Pot smoking is on the rise, with traditional tobacco declining.
A nationwide survey conducted by researchers at the University of Michigan concludes that U.S college students are more likely to use marijuana than cigarettes on a daily basis.
The study, noted in a story on wsj.com, also said the use of e-cigarettes and water pipes, or hookahs, is on the rise, but these devices are relatively new and usage was not fully tracked.
Illicit drug use was reported by almost 40% of students, which is up from 34% recorded in 2006, but down slightly from the 2013 number of 41%.
The researchers attribute the increase to marijuana, but also said use of amphetamines and ecstasy were on the rise as well. Cocaine use among students is not as popular, but did see an increase.
Almost 6% of college students in the survey say they smoke marijuana on a daily, or near-daily basis, as compared to 3.5% surveyed in 2007. Students also are less likely to believe pot smoking is dangerous, with 35% of high school students saying they believe it is harmful, down from 55% in 2006.
Cigarette smoking is decreasing among college students. The survey posted that around 5% smoke cigarettes daily, down from 19% reported in 1999.
More students are looking for alternatives to cigarette smoking. The use of flavored e-cigarettes and hookahs almost doubled from 2013-2014, according to results from the 2014 National Youth Tobacco Survey. Some 13% of students say they use e-cigarettes at least once per month.
About 5% of students reported having been a participant in binge drinking, a number that is on the decline. Binge drinking is defined as having five or more drinks in a row. That number, though, is still higher than their peers who are not attending college.

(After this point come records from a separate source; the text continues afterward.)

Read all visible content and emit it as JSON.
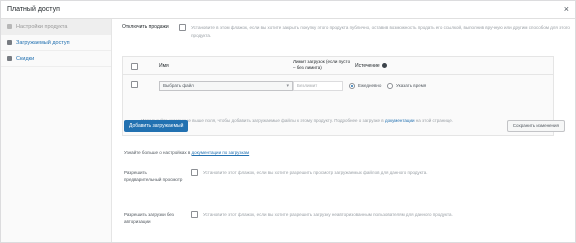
{
  "dialog": {
    "title": "Платный доступ",
    "close_glyph": "×"
  },
  "sidebar": {
    "items": [
      {
        "label": "Настройки продукта",
        "active": true
      },
      {
        "label": "Загружаемый доступ",
        "active": false
      },
      {
        "label": "Скидки",
        "active": false
      }
    ]
  },
  "sales": {
    "label": "Отключить продажи",
    "description": "Установите в этом флажок, если вы хотите закрыть покупку этого продукта публично, оставив возможность продать его ссылкой, выполнив вручную или другим способом для этого продукта."
  },
  "downloads": {
    "headers": {
      "name": "Имя",
      "limit": "Лимит загрузок (если пусто – без лимита)",
      "expiry": "Истечение"
    },
    "row": {
      "file_select": "Выбрать файл",
      "limit_placeholder": "Безлимит",
      "option_a": "Ежедневно",
      "option_b": "Указать время"
    },
    "note": "Используйте указанные выше поля, чтобы добавить загружаемые файлы к этому продукту. Подробнее о загрузке в ",
    "note_link": "документации",
    "note_tail": " на этой странице."
  },
  "buttons": {
    "add_download": "Добавить загружаемый",
    "save_changes": "Сохранить изменения"
  },
  "footnote": {
    "text": "Узнайте больше о настройках в ",
    "link": "документации по загрузкам"
  },
  "options": [
    {
      "label": "Разрешить предварительный просмотр",
      "text": "Установите этот флажок, если вы хотите разрешить просмотр загружаемых файлов для данного продукта."
    },
    {
      "label": "Разрешить загрузки без авторизации",
      "text": "Установите этот флажок, если вы хотите разрешить загрузку неавторизованным пользователям для данного продукта."
    }
  ],
  "colors": {
    "accent": "#2271b1",
    "text": "#50575e"
  }
}
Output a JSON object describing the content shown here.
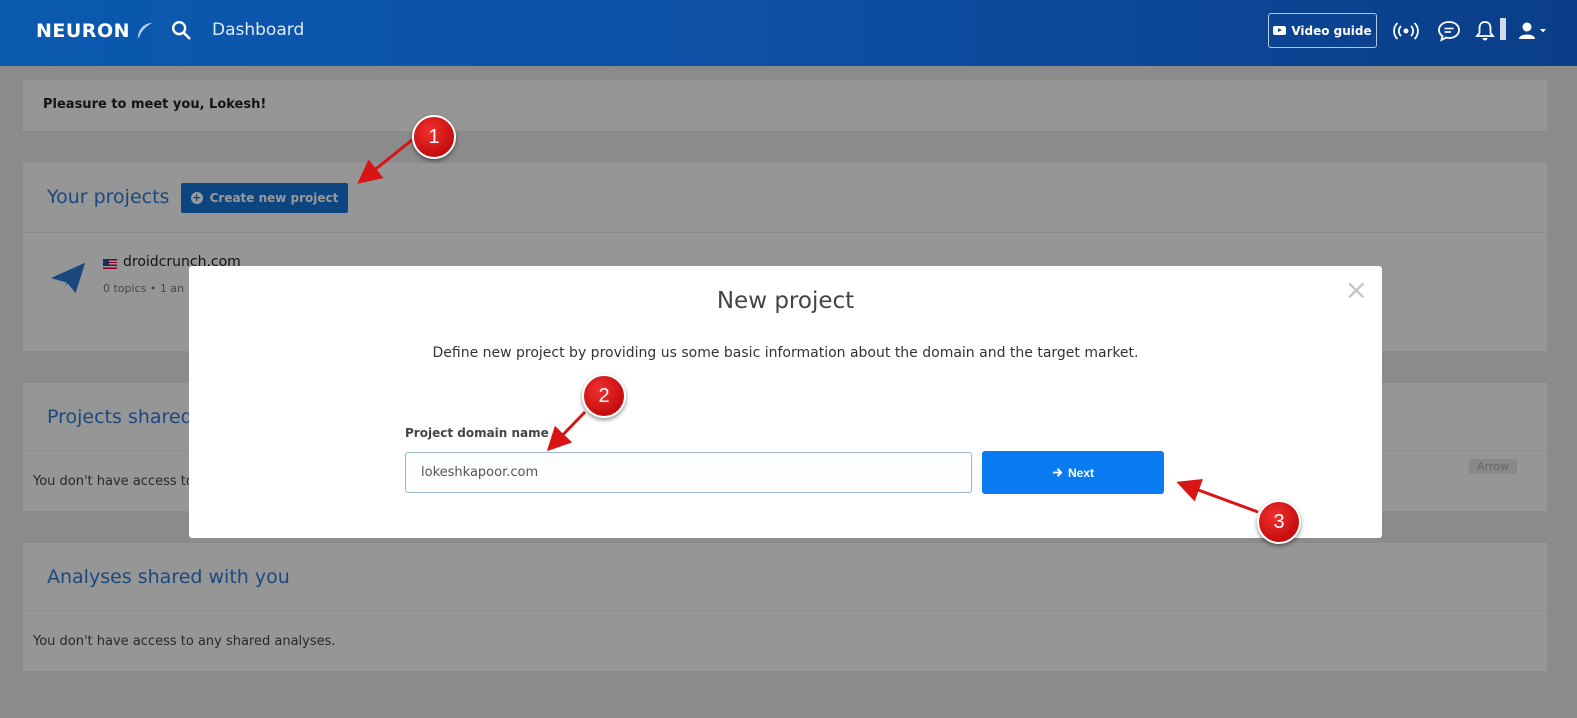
{
  "header": {
    "logo_text": "NEURON",
    "page_title": "Dashboard",
    "video_guide_label": "Video guide",
    "icons": [
      "search-icon",
      "broadcast-icon",
      "chat-icon",
      "bell-icon",
      "user-icon"
    ]
  },
  "greeting": "Pleasure to meet you, Lokesh!",
  "projects": {
    "title": "Your projects",
    "create_label": "Create new project",
    "items": [
      {
        "name": "droidcrunch.com",
        "meta": "0 topics  •  1 an"
      }
    ]
  },
  "shared_projects": {
    "title": "Projects shared",
    "message": "You don't have access to",
    "tag": "Arrow"
  },
  "shared_analyses": {
    "title": "Analyses shared with you",
    "message": "You don't have access to any shared analyses."
  },
  "modal": {
    "title": "New project",
    "description": "Define new project by providing us some basic information about the domain and the target market.",
    "field_label": "Project domain name",
    "field_value": "lokeshkapoor.com",
    "next_label": "Next",
    "close_symbol": "×"
  },
  "annotations": [
    "1",
    "2",
    "3"
  ],
  "colors": {
    "header": "#0d4fa3",
    "primary_button": "#0b7bf2",
    "link_blue": "#2c7bd6",
    "annotation_red": "#d81414"
  }
}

The University of Michigan has been conducting the study, known as Monitoring the Future, for 35 years, with partial funding from the National Institutes of Health. The survey is conducted on more than 1,000 full-time college students across the country.